Tokyo, Japan – Scientists identified two distinct control mechanisms in the developmental transition of undifferentiated stem cells into healthy brain cells. This fundamental research using mice may inform regenerative medicine treatments for neurodegenerative diseases and spinal cord injuries, in the future.
When an embryo develops, stem cells differentiate into all the types of cells that the adult will need. Neural stem cells differentiate first into neurons, or nerve cells, and then into astrocytes, support cells in the brain. Neural stem cells lose their potential to produce neurons as the embryo matures.
Professor Yukiko Gotoh at the University of Tokyo leads the team of scientists who identified the epigenetic control mechanisms of how neural stem cells lose the potential to produce neurons.
“It is a paradox for regenerative medicine that neural stem cells produce fewer cells as they differentiate into additional cell types. We would like to grow specific cell types and lots of them,” said Gotoh.
All body cells have the same DNA, but different genes are turned on or off to make different cell types. To understand brain development, researchers examined how a protein called polycomb repressive complex 1 (PRC1) controls the expression of genes related to neuronal function inside neural stem cells. Earlier results had revealed PRC1 regulates gene expression in stem cells, but not the specifics how and when.
They collected neural stem cells from the brains of mouse embryos that grew inside a mother mouse until the midpoint of the embryonic development period, or 11 days after conception. Then, researchers separated the cells into two groups to grow outside the body for different periods: one group until it reached the early stage of neural development, when neurons are formed, and the other group until the late stage when the cells turn into astrocytes.
“Neural stem cells must keep track of their own calendar. Even while growing outside the body they differentiate normally into neurons and then into astrocytes,” said Gotoh.

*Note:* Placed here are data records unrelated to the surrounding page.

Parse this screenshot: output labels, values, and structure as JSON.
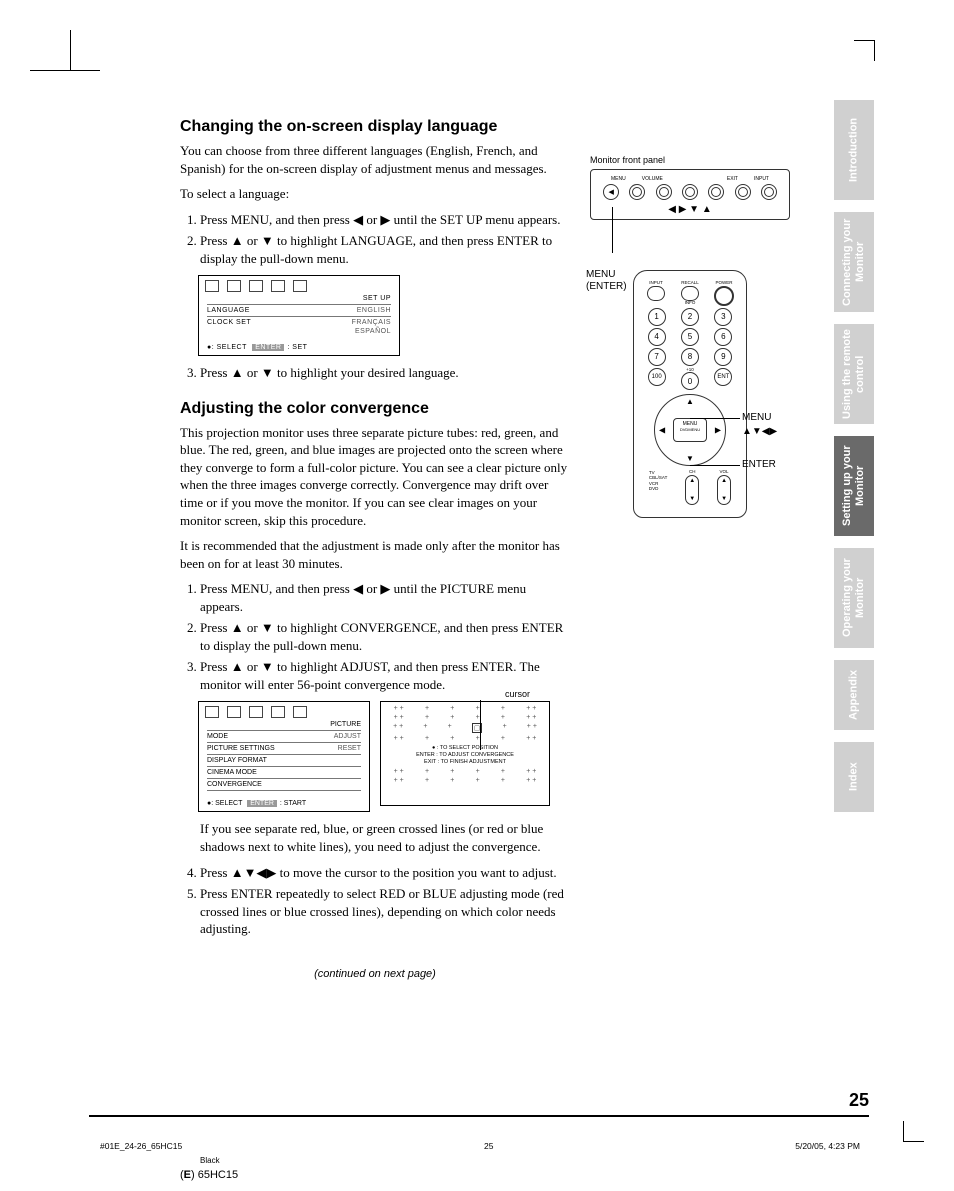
{
  "section1": {
    "heading": "Changing the on-screen display language",
    "para1": "You can choose from three different languages (English, French, and Spanish) for the on-screen display of adjustment menus and messages.",
    "lead": "To select a language:",
    "step1": "Press MENU, and then press ◀ or ▶ until the SET UP menu appears.",
    "step2": "Press ▲ or ▼ to highlight LANGUAGE, and then press ENTER to display the pull-down menu.",
    "step3": "Press ▲ or ▼ to highlight your desired language."
  },
  "osd1": {
    "title": "SET UP",
    "row1_label": "LANGUAGE",
    "row1_val": "ENGLISH",
    "row2_label": "CLOCK SET",
    "row2_val1": "FRANÇAIS",
    "row2_val2": "ESPAÑOL",
    "foot_select": ": SELECT",
    "foot_enter": "ENTER",
    "foot_set": ": SET"
  },
  "section2": {
    "heading": "Adjusting the color convergence",
    "para1": "This projection monitor uses three separate picture tubes: red, green, and blue. The red, green, and blue images are projected onto the screen where they converge to form a full-color picture. You can see a clear picture only when the three images converge correctly. Convergence may drift over time or if you move the monitor. If you can see clear images on your monitor screen, skip this procedure.",
    "para2": "It is recommended that the adjustment is made only after the monitor has been on for at least 30 minutes.",
    "step1": "Press MENU, and then press ◀ or ▶ until the PICTURE menu appears.",
    "step2": "Press ▲ or ▼ to highlight CONVERGENCE, and then press ENTER to display the pull-down menu.",
    "step3": "Press ▲ or ▼ to highlight ADJUST, and then press ENTER. The monitor will enter 56-point convergence mode.",
    "after1": "If you see separate red, blue, or green crossed lines (or red or blue shadows next to white lines), you need to adjust the convergence.",
    "step4": "Press ▲▼◀▶ to move the cursor to the position you want to adjust.",
    "step5": "Press ENTER repeatedly to select RED or BLUE adjusting mode (red crossed lines or blue crossed lines), depending on which color needs adjusting."
  },
  "osd2": {
    "title": "PICTURE",
    "rows": [
      "MODE",
      "PICTURE SETTINGS",
      "DISPLAY FORMAT",
      "CINEMA MODE",
      "CONVERGENCE"
    ],
    "vals": [
      "ADJUST",
      "RESET"
    ],
    "foot_select": ": SELECT",
    "foot_enter": "ENTER",
    "foot_start": ": START"
  },
  "cursor_label": "cursor",
  "grid_text_line1": "● : TO SELECT POSITION",
  "grid_text_line2": "ENTER : TO ADJUST CONVERGENCE",
  "grid_text_line3": "EXIT : TO FINISH ADJUSTMENT",
  "panel": {
    "label": "Monitor front panel",
    "top": [
      "MENU",
      "VOLUME",
      "",
      "",
      "",
      "EXIT",
      "INPUT"
    ],
    "menu_label": "MENU",
    "enter_label": "(ENTER)",
    "arrows": "◀ ▶ ▼ ▲"
  },
  "remote": {
    "top_labels": [
      "INPUT",
      "RECALL",
      "POWER"
    ],
    "info_label": "INFO",
    "nums": [
      "1",
      "2",
      "3",
      "4",
      "5",
      "6",
      "7",
      "8",
      "9",
      "100",
      "0",
      "ENT"
    ],
    "plus10": "+10",
    "dpad_center1": "MENU",
    "dpad_center2": "DVDMENU",
    "callout_menu": "MENU",
    "callout_arrows": "▲▼◀▶",
    "callout_enter": "ENTER",
    "bot_tv": "TV\nCBL/SAT\nVCR\nDVD",
    "bot_ch": "CH",
    "bot_vol": "VOL"
  },
  "tabs": [
    {
      "label": "Introduction",
      "active": false
    },
    {
      "label": "Connecting your Monitor",
      "active": false
    },
    {
      "label": "Using the remote control",
      "active": false
    },
    {
      "label": "Setting up your Monitor",
      "active": true
    },
    {
      "label": "Operating your Monitor",
      "active": false
    },
    {
      "label": "Appendix",
      "active": false
    },
    {
      "label": "Index",
      "active": false
    }
  ],
  "continued": "(continued on next page)",
  "page_number": "25",
  "footer": {
    "file": "#01E_24-26_65HC15",
    "pg": "25",
    "date": "5/20/05, 4:23 PM",
    "black": "Black",
    "model_prefix": "(E) ",
    "model": "65HC15"
  }
}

Researchers discovered that PRC1 represses genes related to neuronal function through activity of adding a molecule called ubiquitin during early stages of brain development in which neural stem cells produce neurons. Then, at later stages of brain development when stem cells switch to producing astrocytes, the ubiquitin-adding activity becomes unnecessary. PRC1 instead becomes clusters (polymers) on these genes in the late stage.
PRC1 represses genes related to neuronal function transiently in the early stage, but permanently in the late stage of brain development.
Understanding the different control mechanisms at two distinct stages of brain development may provide researchers with new tools to manipulate neural stem cells. The results may also help develop methods to change a cell’s type: for example, collecting astrocytes out of adult patients and turning those cells into new neurons.
Understanding how the brain first develops different cell types helps researchers imagine how to design treatments for neurodegenerative conditions, such as Alzheimer’s disease, Parkinson’s disease, and amyotrophic lateral sclerosis (ALS or Lou Gehrig’s disease), when those cells are damaged. Scientists could also use the same information to treat neuron damage elsewhere in the body, including spinal cord injuries and other ailments.
NOTES FOR EDITORS
Full Study: Masafumi Tsuboi, Yusuke Kishi, Wakana Yokozeki, Haruhiko Koseki, Yusuke Hirabayashi, and Yukiko Gotoh (2018) "Ubiquitination-independent repression of PRC1 targets during neuronal fate restriction in the developing mouse neocortex", Developmental Cell, published 17 Dec 2018 (DOI: 10.1016/j.devcel.2018.11.018).
Professor Yukiko Gotoh has a dual appointment at the Graduate School of Pharmaceutical Sciences and the International Research Center for Neurointelligence at the University of Tokyo.
This research is an experimental study using mice, published in Developmental Cell.
Media contact: Tokyo University press office (website: u-tokyo.ac.jp/focus/en/).
Author contact: Professor Yukiko Gotoh, Gotoh Lab, University of Tokyo (firstname.lastname@example.org).